What does it take to build a very green infill condominium project in conservative, tourist-driven, image-conscious Santa Barbara, where detractors argue that solar panels on red-tile roofs create visual blight?
“It takes explaining and patience,” says Dennis Thompson, AIA, the architect charged with shepherding a four-unit project through the seaside hamlet’s notoriously picky boards, commissions, committees and bureaucracy. “Anytime you do something innovative, you’ve got to be prepared for that.”
And the project certainly is ground-breaking, involving structural insulated panels rather than conventional framing, grid-connected solar panels to produce 100% of the electrical needs, and cutting-edge gypsum wallboard infused with microscopic beads of encapsulated wax that melt or harden with the weather to create a thermal barrier.
Most controversial is a parking system that uses hydraulic lifts to stack autos in space-saving garages.

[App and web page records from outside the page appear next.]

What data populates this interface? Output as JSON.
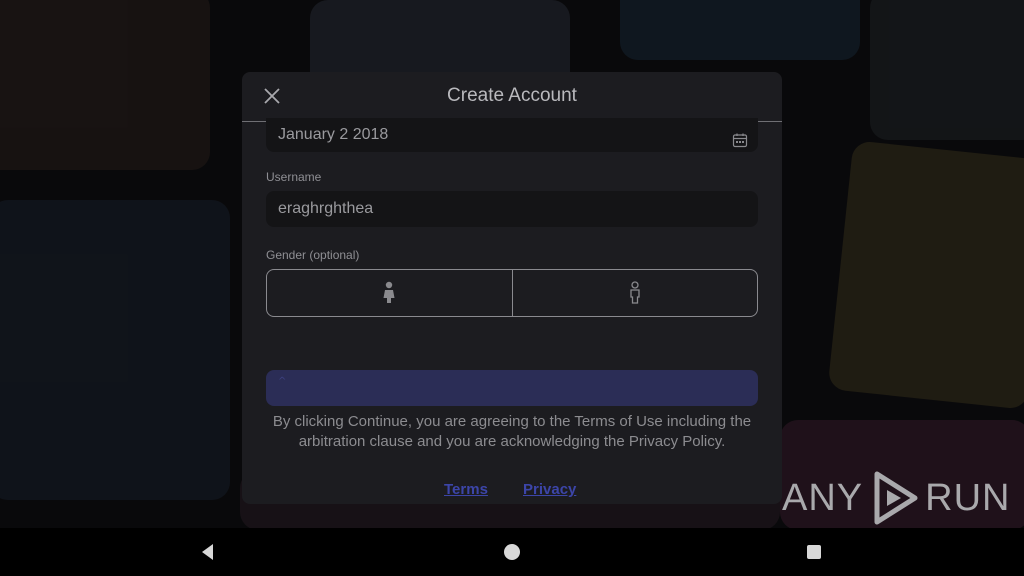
{
  "modal": {
    "title": "Create Account",
    "birthday_value": "January 2 2018",
    "username_label": "Username",
    "username_value": "eraghrghthea",
    "gender_label": "Gender (optional)",
    "gender_options": [
      "female",
      "male"
    ],
    "continue_label": "^",
    "legal_text": "By clicking Continue, you are agreeing to the Terms of Use including the arbitration clause and you are acknowledging the Privacy Policy.",
    "terms_link": "Terms",
    "privacy_link": "Privacy"
  },
  "watermark": {
    "text_left": "ANY",
    "text_right": "RUN"
  },
  "navbar": {
    "buttons": [
      "back",
      "home",
      "recents"
    ]
  },
  "colors": {
    "modal_bg": "#1c1c20",
    "continue_bg": "#2b2d56",
    "link": "#3c45a8"
  }
}
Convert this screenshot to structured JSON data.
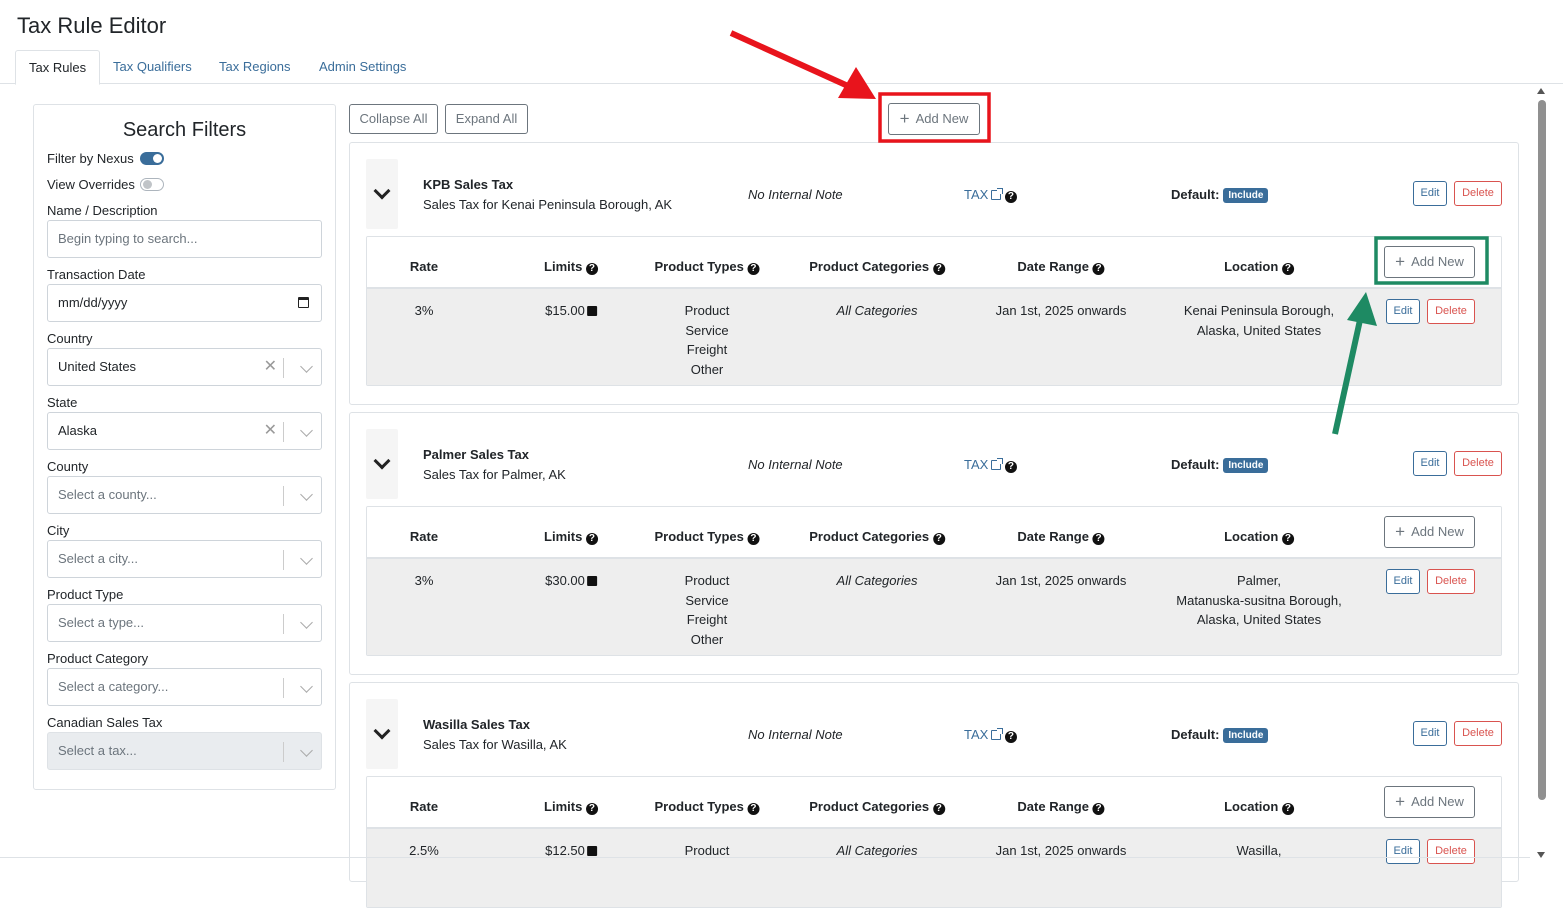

Indeed, it is the parking spaces created by the system that allow for four units on the lot, rather than three.
And that extra unit is pretty significant considering that it will have a market value of about $1.5 million. With the lifts costing $6,000 each, even with a lot of explaining to the city planning department, that’s not a bad investment, Thompson told me.
(Click below for the site plan showing how they got more open space and less driveway space.)